ACTION ITEM:
An exact copy of the listing is needed, with every line kept.

EXERCISE INPUTS:

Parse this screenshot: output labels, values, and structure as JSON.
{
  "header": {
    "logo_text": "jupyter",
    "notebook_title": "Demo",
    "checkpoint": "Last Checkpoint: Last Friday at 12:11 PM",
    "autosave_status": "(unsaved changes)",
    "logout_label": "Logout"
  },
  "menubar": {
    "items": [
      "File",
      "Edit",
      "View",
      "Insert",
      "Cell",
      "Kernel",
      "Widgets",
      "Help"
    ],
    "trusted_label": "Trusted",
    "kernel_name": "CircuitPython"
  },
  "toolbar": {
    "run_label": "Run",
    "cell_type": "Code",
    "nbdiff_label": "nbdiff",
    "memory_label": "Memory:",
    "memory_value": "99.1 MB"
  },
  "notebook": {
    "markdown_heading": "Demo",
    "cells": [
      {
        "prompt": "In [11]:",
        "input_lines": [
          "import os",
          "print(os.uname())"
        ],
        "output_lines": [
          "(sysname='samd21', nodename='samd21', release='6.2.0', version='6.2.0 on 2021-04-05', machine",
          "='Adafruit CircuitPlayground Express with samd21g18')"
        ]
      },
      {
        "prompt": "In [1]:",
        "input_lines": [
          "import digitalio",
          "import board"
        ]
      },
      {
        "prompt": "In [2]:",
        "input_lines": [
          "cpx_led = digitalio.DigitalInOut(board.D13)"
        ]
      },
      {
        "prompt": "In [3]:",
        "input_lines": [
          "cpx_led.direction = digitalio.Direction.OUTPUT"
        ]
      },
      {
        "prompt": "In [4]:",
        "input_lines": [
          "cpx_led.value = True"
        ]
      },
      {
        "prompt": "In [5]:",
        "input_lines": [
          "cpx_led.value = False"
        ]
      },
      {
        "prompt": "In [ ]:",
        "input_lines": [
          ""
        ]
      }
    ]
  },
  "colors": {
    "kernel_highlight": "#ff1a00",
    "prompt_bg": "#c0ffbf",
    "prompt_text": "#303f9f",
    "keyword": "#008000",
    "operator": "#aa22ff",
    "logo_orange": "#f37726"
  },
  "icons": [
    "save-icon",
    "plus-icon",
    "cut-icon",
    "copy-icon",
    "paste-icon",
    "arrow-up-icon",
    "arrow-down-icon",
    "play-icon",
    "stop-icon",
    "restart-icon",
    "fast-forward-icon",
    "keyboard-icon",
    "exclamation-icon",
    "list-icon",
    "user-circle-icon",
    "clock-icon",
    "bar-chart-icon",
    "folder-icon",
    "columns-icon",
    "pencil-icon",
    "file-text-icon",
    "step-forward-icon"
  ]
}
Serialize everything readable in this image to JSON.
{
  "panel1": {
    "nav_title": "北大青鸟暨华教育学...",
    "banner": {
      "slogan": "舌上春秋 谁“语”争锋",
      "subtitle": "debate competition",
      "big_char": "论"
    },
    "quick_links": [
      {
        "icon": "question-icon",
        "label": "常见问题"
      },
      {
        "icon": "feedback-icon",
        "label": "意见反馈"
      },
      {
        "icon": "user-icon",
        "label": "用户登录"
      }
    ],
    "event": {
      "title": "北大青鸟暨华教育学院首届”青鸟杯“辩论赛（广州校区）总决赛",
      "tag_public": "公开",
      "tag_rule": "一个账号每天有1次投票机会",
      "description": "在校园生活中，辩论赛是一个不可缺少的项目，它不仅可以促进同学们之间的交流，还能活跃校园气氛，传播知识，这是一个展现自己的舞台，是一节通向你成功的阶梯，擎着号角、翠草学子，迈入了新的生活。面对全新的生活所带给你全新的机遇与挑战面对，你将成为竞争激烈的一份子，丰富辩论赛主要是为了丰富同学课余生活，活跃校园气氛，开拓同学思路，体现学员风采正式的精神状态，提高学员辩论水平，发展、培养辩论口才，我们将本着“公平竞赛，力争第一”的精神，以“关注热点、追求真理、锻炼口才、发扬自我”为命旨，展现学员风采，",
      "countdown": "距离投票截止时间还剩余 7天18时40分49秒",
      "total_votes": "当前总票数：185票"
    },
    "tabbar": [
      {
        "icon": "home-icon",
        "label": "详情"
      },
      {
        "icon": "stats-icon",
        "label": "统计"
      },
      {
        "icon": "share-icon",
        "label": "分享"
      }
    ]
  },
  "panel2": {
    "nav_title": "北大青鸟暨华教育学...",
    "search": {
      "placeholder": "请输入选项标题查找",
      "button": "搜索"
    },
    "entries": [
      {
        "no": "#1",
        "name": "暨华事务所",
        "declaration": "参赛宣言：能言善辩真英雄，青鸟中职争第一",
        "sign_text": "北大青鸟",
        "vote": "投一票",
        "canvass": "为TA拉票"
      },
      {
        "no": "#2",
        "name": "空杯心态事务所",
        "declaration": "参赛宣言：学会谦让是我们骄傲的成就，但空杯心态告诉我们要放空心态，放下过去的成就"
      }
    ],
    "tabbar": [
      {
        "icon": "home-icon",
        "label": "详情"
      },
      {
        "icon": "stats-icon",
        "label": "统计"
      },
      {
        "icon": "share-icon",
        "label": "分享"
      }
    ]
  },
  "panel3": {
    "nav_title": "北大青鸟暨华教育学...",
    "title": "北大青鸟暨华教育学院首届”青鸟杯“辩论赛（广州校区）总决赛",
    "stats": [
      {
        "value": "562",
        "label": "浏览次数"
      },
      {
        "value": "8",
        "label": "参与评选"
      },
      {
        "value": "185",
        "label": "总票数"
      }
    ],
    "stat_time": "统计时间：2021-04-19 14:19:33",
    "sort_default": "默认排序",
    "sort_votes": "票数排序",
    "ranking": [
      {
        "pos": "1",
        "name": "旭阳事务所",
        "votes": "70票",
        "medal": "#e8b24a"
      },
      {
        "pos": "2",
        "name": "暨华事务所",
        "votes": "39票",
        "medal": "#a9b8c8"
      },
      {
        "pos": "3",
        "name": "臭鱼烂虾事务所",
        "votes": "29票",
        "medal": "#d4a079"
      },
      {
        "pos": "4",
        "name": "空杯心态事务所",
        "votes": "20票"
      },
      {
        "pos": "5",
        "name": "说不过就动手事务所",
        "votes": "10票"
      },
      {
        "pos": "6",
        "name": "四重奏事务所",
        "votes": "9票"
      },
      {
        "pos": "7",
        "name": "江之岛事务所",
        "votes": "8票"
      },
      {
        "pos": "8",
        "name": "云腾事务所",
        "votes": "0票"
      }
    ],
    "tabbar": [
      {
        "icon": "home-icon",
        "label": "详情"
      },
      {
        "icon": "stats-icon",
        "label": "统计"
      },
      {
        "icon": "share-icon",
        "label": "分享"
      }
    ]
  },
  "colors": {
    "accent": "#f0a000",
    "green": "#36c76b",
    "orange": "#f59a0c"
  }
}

EXERCISE ANSWER:
Parse this screenshot: output labels, values, and structure as JSON.
{
  "header": {
    "logo_text": "jupyter",
    "notebook_title": "Demo",
    "checkpoint": "Last Checkpoint: Last Friday at 12:11 PM",
    "autosave_status": "(unsaved changes)",
    "logout_label": "Logout"
  },
  "menubar": {
    "items": [
      "File",
      "Edit",
      "View",
      "Insert",
      "Cell",
      "Kernel",
      "Widgets",
      "Help"
    ],
    "trusted_label": "Trusted",
    "kernel_name": "CircuitPython"
  },
  "toolbar": {
    "run_label": "Run",
    "cell_type": "Code",
    "nbdiff_label": "nbdiff",
    "memory_label": "Memory:",
    "memory_value": "99.1 MB"
  },
  "notebook": {
    "markdown_heading": "Demo",
    "cells": [
      {
        "prompt": "In [11]:",
        "input_lines": [
          "import os",
          "print(os.uname())"
        ],
        "output_lines": [
          "(sysname='samd21', nodename='samd21', release='6.2.0', version='6.2.0 on 2021-04-05', machine",
          "='Adafruit CircuitPlayground Express with samd21g18')"
        ]
      },
      {
        "prompt": "In [1]:",
        "input_lines": [
          "import digitalio",
          "import board"
        ]
      },
      {
        "prompt": "In [2]:",
        "input_lines": [
          "cpx_led = digitalio.DigitalInOut(board.D13)"
        ]
      },
      {
        "prompt": "In [3]:",
        "input_lines": [
          "cpx_led.direction = digitalio.Direction.OUTPUT"
        ]
      },
      {
        "prompt": "In [4]:",
        "input_lines": [
          "cpx_led.value = True"
        ]
      },
      {
        "prompt": "In [5]:",
        "input_lines": [
          "cpx_led.value = False"
        ]
      },
      {
        "prompt": "In [ ]:",
        "input_lines": [
          ""
        ]
      }
    ]
  },
  "colors": {
    "kernel_highlight": "#ff1a00",
    "prompt_bg": "#c0ffbf",
    "prompt_text": "#303f9f",
    "keyword": "#008000",
    "operator": "#aa22ff",
    "logo_orange": "#f37726"
  },
  "icons": [
    "save-icon",
    "plus-icon",
    "cut-icon",
    "copy-icon",
    "paste-icon",
    "arrow-up-icon",
    "arrow-down-icon",
    "play-icon",
    "stop-icon",
    "restart-icon",
    "fast-forward-icon",
    "keyboard-icon",
    "exclamation-icon",
    "list-icon",
    "user-circle-icon",
    "clock-icon",
    "bar-chart-icon",
    "folder-icon",
    "columns-icon",
    "pencil-icon",
    "file-text-icon",
    "step-forward-icon"
  ]
}
Serialize everything readable in this image to JSON.
{
  "panel1": {
    "nav_title": "北大青鸟暨华教育学...",
    "banner": {
      "slogan": "舌上春秋 谁“语”争锋",
      "subtitle": "debate competition",
      "big_char": "论"
    },
    "quick_links": [
      {
        "icon": "question-icon",
        "label": "常见问题"
      },
      {
        "icon": "feedback-icon",
        "label": "意见反馈"
      },
      {
        "icon": "user-icon",
        "label": "用户登录"
      }
    ],
    "event": {
      "title": "北大青鸟暨华教育学院首届”青鸟杯“辩论赛（广州校区）总决赛",
      "tag_public": "公开",
      "tag_rule": "一个账号每天有1次投票机会",
      "description": "在校园生活中，辩论赛是一个不可缺少的项目，它不仅可以促进同学们之间的交流，还能活跃校园气氛，传播知识，这是一个展现自己的舞台，是一节通向你成功的阶梯，擎着号角、翠草学子，迈入了新的生活。面对全新的生活所带给你全新的机遇与挑战面对，你将成为竞争激烈的一份子，丰富辩论赛主要是为了丰富同学课余生活，活跃校园气氛，开拓同学思路，体现学员风采正式的精神状态，提高学员辩论水平，发展、培养辩论口才，我们将本着“公平竞赛，力争第一”的精神，以“关注热点、追求真理、锻炼口才、发扬自我”为命旨，展现学员风采，",
      "countdown": "距离投票截止时间还剩余 7天18时40分49秒",
      "total_votes": "当前总票数：185票"
    },
    "tabbar": [
      {
        "icon": "home-icon",
        "label": "详情"
      },
      {
        "icon": "stats-icon",
        "label": "统计"
      },
      {
        "icon": "share-icon",
        "label": "分享"
      }
    ]
  },
  "panel2": {
    "nav_title": "北大青鸟暨华教育学...",
    "search": {
      "placeholder": "请输入选项标题查找",
      "button": "搜索"
    },
    "entries": [
      {
        "no": "#1",
        "name": "暨华事务所",
        "declaration": "参赛宣言：能言善辩真英雄，青鸟中职争第一",
        "sign_text": "北大青鸟",
        "vote": "投一票",
        "canvass": "为TA拉票"
      },
      {
        "no": "#2",
        "name": "空杯心态事务所",
        "declaration": "参赛宣言：学会谦让是我们骄傲的成就，但空杯心态告诉我们要放空心态，放下过去的成就"
      }
    ],
    "tabbar": [
      {
        "icon": "home-icon",
        "label": "详情"
      },
      {
        "icon": "stats-icon",
        "label": "统计"
      },
      {
        "icon": "share-icon",
        "label": "分享"
      }
    ]
  },
  "panel3": {
    "nav_title": "北大青鸟暨华教育学...",
    "title": "北大青鸟暨华教育学院首届”青鸟杯“辩论赛（广州校区）总决赛",
    "stats": [
      {
        "value": "562",
        "label": "浏览次数"
      },
      {
        "value": "8",
        "label": "参与评选"
      },
      {
        "value": "185",
        "label": "总票数"
      }
    ],
    "stat_time": "统计时间：2021-04-19 14:19:33",
    "sort_default": "默认排序",
    "sort_votes": "票数排序",
    "ranking": [
      {
        "pos": "1",
        "name": "旭阳事务所",
        "votes": "70票",
        "medal": "#e8b24a"
      },
      {
        "pos": "2",
        "name": "暨华事务所",
        "votes": "39票",
        "medal": "#a9b8c8"
      },
      {
        "pos": "3",
        "name": "臭鱼烂虾事务所",
        "votes": "29票",
        "medal": "#d4a079"
      },
      {
        "pos": "4",
        "name": "空杯心态事务所",
        "votes": "20票"
      },
      {
        "pos": "5",
        "name": "说不过就动手事务所",
        "votes": "10票"
      },
      {
        "pos": "6",
        "name": "四重奏事务所",
        "votes": "9票"
      },
      {
        "pos": "7",
        "name": "江之岛事务所",
        "votes": "8票"
      },
      {
        "pos": "8",
        "name": "云腾事务所",
        "votes": "0票"
      }
    ],
    "tabbar": [
      {
        "icon": "home-icon",
        "label": "详情"
      },
      {
        "icon": "stats-icon",
        "label": "统计"
      },
      {
        "icon": "share-icon",
        "label": "分享"
      }
    ]
  },
  "colors": {
    "accent": "#f0a000",
    "green": "#36c76b",
    "orange": "#f59a0c"
  }
}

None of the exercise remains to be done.